*Note: This is a provisional translation for reference purposes only.

8:50–9:01 a.m.
Tuesday, November 24, 2020
Press Conference Room, METI

Question-and-Answer Session

Trans-Pacific Partnership (TPP)

Q: At the APEC Summit Meeting held last weekend, Chinese Prime Minister Xi Jinping announced that he would consider China participating in the Trans-Pacific Partnership (TPP). I think that the level of liberalization required by TPP is higher than that of RCEP. What is your view on this?

A: I believe that it is the shared wish of all TPP11 members to spread the rules of TPP11 around the world. From this perspective, I welcome the expressions of interest by various economies.
On the other hand, we need to carefully assess whether economies expressing interest in joining TPP11, including China, are prepared to meet the requirements and standards required by TPP11.
The Ministry of Economy, Trade and Industry, together with relevant ministries and agencies, will continue to monitor trends in economies that show interest in joining TPP, and as the chair of the TPP Committee next year, we will work to steadily implement and expand TPP11.

Strategic Policy Committee of the Advisory Committee for Natural Resources and Energy

Q: At the energy committee meeting last week, the secretariat proposed the maximum use of renewable energy and nuclear power for achieving carbon neutrality by 2050 and I understand that it has been decided.
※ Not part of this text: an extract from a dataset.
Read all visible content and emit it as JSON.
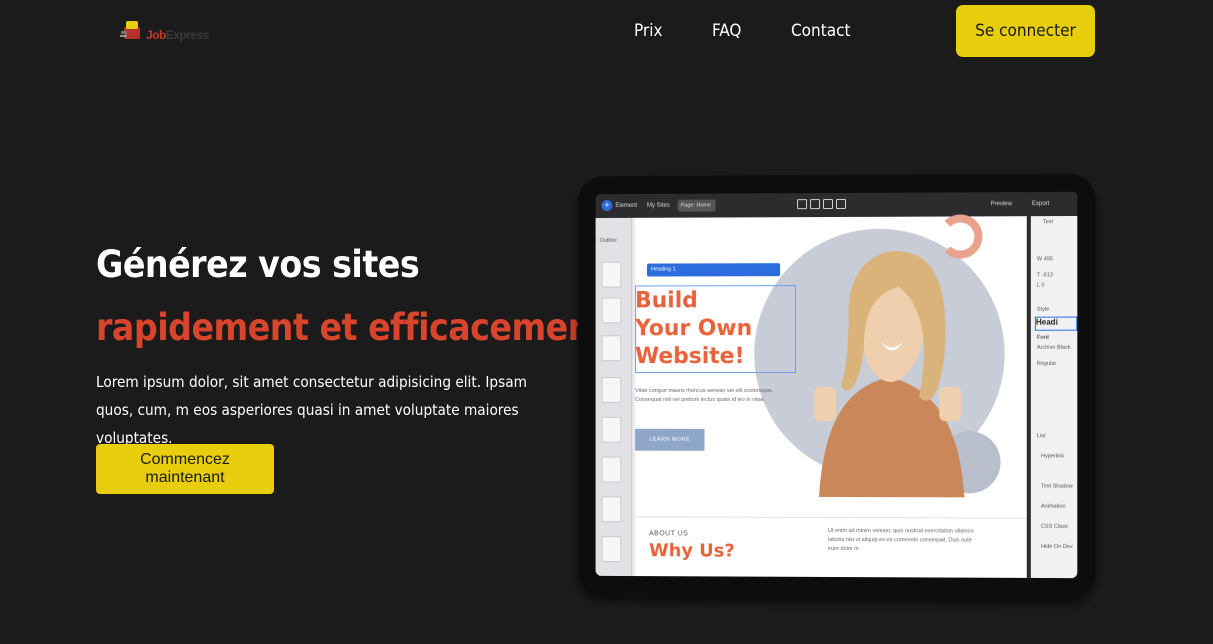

The Prime Minister originally indicated that nuclear power would be an option for decarbonization. Would you tell us when and how it was discussed to reach a conclusion that nuclear power would be utilized to its maximum capabilities?

A: It has not been decided, yet.

Q: Some experts say that decarbonization can be achieved without nuclear power. Would you tell us your view on this?

A: We intend to discuss this issue from scratch, and the discussion at the Strategic Policy Committee of the Advisory Committee for Natural Resources and Energy is ongoing.
To achieve carbon neutrality by 2050 is not a simple challenge. Therefore the government’s basic policy is that it is necessary to employ all resources to the fullest extent. The current Strategic Energy Plan, aiming at an 80% reduction of GHG emission by 2050, clearly stipulates a policy direction to pursue all options including renewable energy, hydrogen, CCS, and nuclear power.
Toward carbon neutrality by 2050, we will make maximum use of not only renewable energy but also anything available, including nuclear power plants confirmed to be safe.
This is on the premise of the 80% reduction scenario. If we are to achieve 100% reduction, we may have to make full use of nuclear power.
As I said, the government’s basic policy has just been presented. It depends on future discussions how this basic policy will be stipulated in the next Strategic Energy Plan.

Last updated:2020-11-24